JMSN to seduce Hi-Ho Lounge with live set

Alec Schwartzman, Print Arcade Editor

Christian Berishaj is a shapeshifter. The Albanian-American singer-songwriter and producer has gone by a number of names: Christian TV, Snowhite and, now, JMSN. The enigmatic performer is set to hit the stage at 9 p.m. Feb. 5 at the Hi-Ho Lounge.

“It’s our first headlining tour so we get to play a lot longer,” Berishaj said. “I also get to connect more with the fans, which is very important to me.”

Beginning his career with music rooted in electronic pop-rock with a quasi-boy-band aesthetic, Berishaj secured a record deal as an 18-year-old. Performing under his previous monikers, he gained a moderate following with Atlantic and, later, Motown Records. Since then, he has split from the big record companies. Changing his performing alias to JMSN, Berishaj started his own label: White Room Records.

“I have complete artistic freedom to do what I want and need to do,” Berishaj said. “That’s all I really want as an artist. To have the freedom to create and be artistic.”

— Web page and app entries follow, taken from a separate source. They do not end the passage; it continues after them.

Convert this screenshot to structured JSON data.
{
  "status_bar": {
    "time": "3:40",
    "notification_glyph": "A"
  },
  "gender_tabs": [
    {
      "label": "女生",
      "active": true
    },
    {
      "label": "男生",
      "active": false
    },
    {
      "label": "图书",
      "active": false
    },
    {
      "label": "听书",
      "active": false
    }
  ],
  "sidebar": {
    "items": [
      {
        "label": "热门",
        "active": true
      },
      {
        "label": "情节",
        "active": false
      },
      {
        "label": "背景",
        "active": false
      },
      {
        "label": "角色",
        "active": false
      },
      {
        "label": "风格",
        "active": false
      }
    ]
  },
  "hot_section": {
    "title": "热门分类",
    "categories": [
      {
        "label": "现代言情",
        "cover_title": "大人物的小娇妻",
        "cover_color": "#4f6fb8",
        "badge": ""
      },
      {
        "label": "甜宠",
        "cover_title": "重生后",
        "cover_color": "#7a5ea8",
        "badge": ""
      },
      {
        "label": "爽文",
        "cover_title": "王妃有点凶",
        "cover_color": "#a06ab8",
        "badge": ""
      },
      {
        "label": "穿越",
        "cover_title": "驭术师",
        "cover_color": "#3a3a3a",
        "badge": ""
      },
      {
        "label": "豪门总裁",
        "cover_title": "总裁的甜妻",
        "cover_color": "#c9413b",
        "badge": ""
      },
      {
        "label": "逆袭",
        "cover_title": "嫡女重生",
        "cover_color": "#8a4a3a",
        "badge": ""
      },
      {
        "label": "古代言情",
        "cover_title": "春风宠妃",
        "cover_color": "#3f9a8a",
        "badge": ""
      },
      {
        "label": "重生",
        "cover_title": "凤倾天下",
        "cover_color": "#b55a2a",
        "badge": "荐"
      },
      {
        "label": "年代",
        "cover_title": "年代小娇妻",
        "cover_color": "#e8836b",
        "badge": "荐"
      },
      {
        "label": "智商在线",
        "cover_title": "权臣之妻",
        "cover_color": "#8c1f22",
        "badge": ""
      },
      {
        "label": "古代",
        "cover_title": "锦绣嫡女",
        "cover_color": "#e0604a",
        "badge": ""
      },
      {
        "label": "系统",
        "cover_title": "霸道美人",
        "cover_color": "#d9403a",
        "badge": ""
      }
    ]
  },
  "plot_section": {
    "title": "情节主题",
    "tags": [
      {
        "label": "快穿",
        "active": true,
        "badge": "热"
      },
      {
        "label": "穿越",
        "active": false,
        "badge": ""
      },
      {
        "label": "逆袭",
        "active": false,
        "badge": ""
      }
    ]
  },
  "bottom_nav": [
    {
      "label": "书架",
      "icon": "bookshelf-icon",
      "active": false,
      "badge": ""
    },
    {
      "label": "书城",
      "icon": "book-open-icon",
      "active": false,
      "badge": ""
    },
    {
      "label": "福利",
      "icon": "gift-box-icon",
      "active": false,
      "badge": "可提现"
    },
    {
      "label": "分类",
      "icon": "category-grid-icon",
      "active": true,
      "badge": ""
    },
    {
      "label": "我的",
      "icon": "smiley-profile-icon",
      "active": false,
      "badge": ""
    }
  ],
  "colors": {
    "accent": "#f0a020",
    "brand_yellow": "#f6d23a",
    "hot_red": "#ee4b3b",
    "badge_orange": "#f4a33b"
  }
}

The artist released his debut as JMSN in 2012 titled “†Priscilla†,” followed by a shorter extended play, “†Pllajë†.” Berishaj’s third release under this moniker is self-titled and marks the closing of a trilogy. “†Priscilla†” featured songs centered around the titular girl. “†Pllajë†,” meaning “plateau” in Albanian, represents a middling, stagnant period. Finally, the self-titled “JMSN (Blue Album)” focuses on the artist himself. While the music made under his new guise cuts deep, exploring personal and existential issues, Berishaj’s performance name came from a simple place.

“I love Jameson, the whiskey,” Berishaj said. “I didn’t want to get sued by them so I took out the vowels.”

This newest release marks a further development in sound for the sultry singer. Steeping in inspiration from ’90s R&B from artists like Brian McKnight, Berishaj’s swooning ballads swing over bass-heavy, jazzy production. The opening tracks of the album bring to mind the sound of early millennium Justin Timberlake, if it somehow found a smoky, dimly lit lounge. While critics have compared JMSN to other up-and-coming R&B musicians, Berishaj’s music has been incredibly versatile over time and hard to categorize fully. In fact, the singer does not like restricting his music to a specific genre at all.

“I would describe my music as free,” Berishaj said. “It’s free to be whatever it wants to be. No limits to it.”

Fans have found Berishaj’s long hair and beard reminiscent of Renaissance Christ paintings with more sex appeal. And despite being known as religious and having many Christian-themed tattoos, he claims the aesthetic is unintentional. Like his appearance, Berishaj’s music comes naturally, playing a part of something bigger than himself.

“My music comes from somewhere,” Berishaj said. “I am not sure where, but I am just the messenger.”